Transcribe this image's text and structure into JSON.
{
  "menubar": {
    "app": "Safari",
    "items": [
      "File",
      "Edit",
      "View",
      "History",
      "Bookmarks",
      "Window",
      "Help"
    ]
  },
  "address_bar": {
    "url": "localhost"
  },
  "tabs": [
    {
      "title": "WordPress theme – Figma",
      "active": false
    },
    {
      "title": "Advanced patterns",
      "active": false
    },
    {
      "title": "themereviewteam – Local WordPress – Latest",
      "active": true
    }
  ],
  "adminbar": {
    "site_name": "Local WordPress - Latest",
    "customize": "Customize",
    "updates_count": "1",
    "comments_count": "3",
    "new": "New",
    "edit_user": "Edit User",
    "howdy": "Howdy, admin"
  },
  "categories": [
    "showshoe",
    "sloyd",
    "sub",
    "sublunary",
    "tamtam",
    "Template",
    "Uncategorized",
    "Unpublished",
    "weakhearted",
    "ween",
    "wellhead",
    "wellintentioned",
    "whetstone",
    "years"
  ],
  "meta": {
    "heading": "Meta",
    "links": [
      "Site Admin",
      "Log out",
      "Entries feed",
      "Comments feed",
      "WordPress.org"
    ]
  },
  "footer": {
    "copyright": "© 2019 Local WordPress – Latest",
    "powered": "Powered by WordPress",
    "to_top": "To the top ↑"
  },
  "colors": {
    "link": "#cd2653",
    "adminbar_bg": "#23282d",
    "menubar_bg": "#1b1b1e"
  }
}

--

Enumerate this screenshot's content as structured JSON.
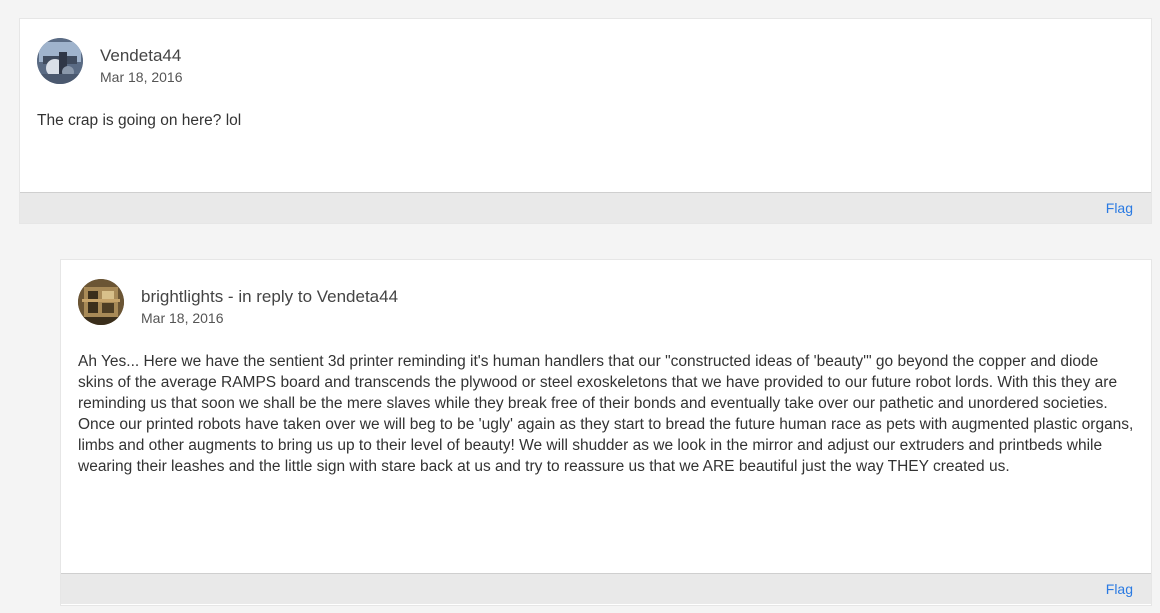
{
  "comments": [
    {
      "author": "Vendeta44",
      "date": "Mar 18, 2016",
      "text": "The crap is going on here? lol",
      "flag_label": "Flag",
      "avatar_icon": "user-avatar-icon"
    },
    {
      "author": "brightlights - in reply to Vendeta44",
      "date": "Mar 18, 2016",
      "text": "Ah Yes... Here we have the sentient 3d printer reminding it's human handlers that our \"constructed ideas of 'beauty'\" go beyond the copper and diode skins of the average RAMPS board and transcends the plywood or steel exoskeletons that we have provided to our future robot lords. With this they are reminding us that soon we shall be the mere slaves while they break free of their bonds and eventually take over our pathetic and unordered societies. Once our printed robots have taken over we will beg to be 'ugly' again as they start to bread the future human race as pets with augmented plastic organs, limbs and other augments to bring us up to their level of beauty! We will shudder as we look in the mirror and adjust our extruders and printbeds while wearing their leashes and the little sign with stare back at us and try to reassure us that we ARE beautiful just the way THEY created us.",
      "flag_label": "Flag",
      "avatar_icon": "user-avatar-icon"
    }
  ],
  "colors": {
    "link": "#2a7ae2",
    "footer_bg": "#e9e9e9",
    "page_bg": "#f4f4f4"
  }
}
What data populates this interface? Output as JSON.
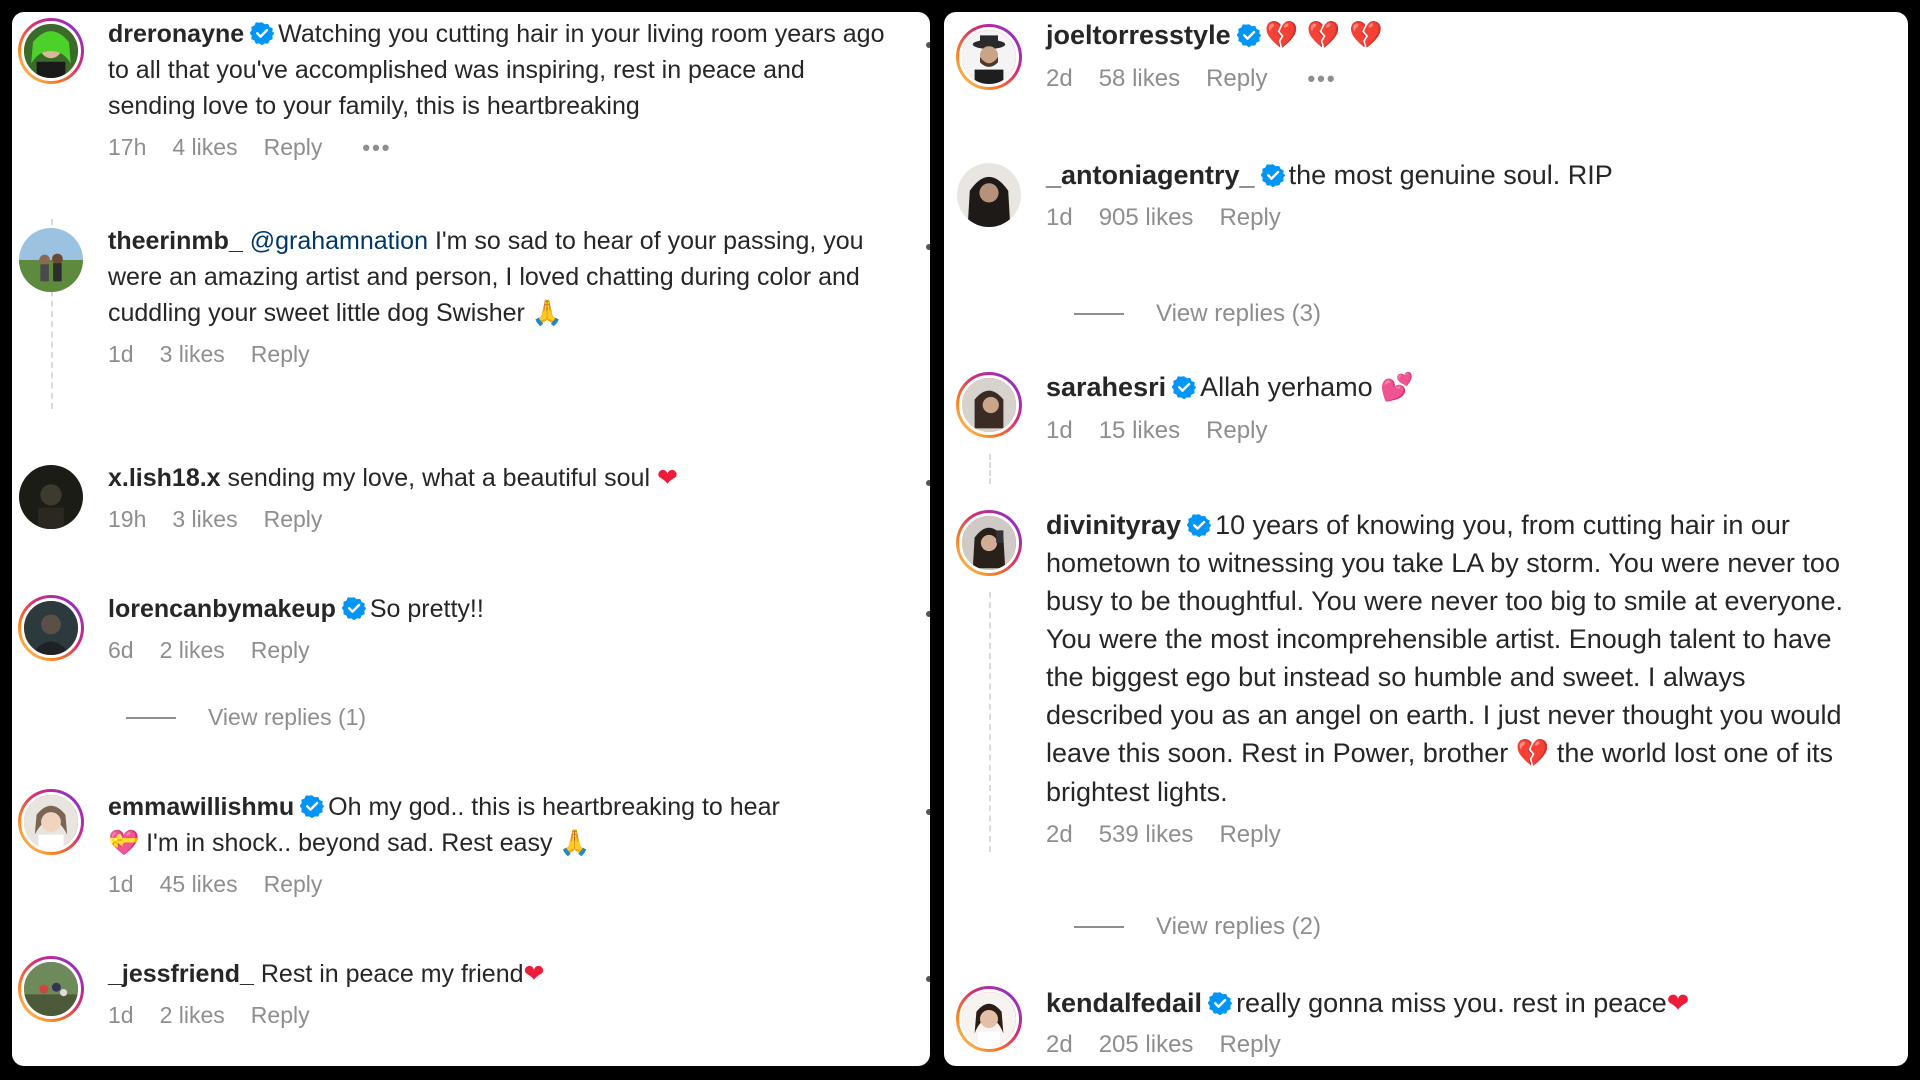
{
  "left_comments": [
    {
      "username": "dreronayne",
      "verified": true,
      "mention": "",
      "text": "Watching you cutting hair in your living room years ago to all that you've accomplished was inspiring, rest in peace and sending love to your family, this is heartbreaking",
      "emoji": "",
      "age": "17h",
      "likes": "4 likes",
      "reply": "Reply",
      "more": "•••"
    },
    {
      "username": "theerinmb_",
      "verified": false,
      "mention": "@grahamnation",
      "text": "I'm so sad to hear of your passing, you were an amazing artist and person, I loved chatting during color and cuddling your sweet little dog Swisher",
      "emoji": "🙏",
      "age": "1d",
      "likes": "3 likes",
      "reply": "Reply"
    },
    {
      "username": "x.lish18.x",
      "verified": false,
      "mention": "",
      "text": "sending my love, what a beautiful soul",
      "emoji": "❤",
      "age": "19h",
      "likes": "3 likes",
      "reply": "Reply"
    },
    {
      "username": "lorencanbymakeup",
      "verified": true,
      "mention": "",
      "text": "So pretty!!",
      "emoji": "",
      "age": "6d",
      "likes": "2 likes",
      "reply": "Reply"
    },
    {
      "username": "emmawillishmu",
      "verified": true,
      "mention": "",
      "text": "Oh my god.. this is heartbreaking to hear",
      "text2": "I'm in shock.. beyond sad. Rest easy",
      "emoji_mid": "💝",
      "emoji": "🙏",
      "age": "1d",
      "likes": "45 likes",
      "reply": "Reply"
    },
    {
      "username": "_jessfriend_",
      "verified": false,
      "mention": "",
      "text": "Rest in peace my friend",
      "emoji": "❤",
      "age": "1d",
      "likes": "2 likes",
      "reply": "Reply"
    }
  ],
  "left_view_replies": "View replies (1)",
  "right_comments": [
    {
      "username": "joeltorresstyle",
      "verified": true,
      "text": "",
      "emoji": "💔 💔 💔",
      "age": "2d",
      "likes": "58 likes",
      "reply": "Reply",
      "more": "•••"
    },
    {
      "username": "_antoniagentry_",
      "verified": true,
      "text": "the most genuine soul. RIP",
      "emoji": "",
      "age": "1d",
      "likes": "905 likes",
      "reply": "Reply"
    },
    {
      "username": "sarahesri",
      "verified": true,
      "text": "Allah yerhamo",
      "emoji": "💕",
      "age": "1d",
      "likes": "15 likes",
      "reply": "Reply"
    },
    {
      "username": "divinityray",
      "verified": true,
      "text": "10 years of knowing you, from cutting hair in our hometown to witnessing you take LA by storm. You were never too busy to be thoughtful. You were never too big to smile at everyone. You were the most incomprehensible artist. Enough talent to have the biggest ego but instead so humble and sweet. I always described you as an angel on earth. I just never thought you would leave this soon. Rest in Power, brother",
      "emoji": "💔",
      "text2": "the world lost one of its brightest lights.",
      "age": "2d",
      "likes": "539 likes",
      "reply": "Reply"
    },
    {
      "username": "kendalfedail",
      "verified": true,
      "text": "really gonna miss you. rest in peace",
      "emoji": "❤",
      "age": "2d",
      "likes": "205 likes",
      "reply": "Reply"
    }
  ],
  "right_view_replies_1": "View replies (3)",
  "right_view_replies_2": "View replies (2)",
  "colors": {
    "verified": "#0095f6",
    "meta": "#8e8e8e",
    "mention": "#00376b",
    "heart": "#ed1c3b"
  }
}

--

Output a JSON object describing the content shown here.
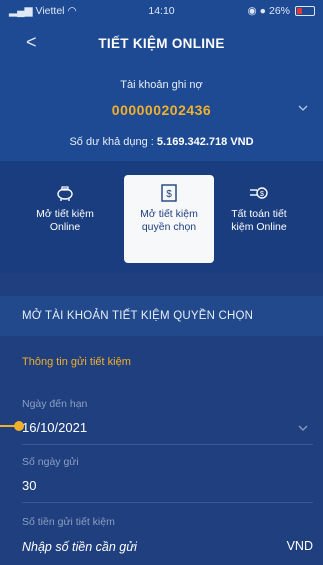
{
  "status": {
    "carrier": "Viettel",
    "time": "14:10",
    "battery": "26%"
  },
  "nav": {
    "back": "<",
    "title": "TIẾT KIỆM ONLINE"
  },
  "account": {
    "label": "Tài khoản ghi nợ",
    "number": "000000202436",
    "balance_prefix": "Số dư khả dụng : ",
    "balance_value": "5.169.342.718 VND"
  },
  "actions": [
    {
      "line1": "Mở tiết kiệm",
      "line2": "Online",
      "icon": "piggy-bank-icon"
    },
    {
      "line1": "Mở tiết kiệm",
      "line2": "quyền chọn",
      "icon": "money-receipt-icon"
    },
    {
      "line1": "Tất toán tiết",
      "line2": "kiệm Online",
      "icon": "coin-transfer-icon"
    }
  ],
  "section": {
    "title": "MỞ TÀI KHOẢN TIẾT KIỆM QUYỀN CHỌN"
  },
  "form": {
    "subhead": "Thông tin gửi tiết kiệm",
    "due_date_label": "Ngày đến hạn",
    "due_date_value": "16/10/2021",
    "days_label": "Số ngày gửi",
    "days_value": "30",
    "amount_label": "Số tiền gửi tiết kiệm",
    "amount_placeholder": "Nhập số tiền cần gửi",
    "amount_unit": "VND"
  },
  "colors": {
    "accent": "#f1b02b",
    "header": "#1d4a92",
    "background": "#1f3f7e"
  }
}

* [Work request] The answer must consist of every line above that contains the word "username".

* [Task result]
      "username": "dreronayne",
      "username": "theerinmb_",
      "username": "x.lish18.x",
      "username": "lorencanbymakeup",
      "username": "emmawillishmu",
      "username": "_jessfriend_",
      "username": "joeltorresstyle",
      "username": "_antoniagentry_",
      "username": "sarahesri",
      "username": "divinityray",
      "username": "kendalfedail",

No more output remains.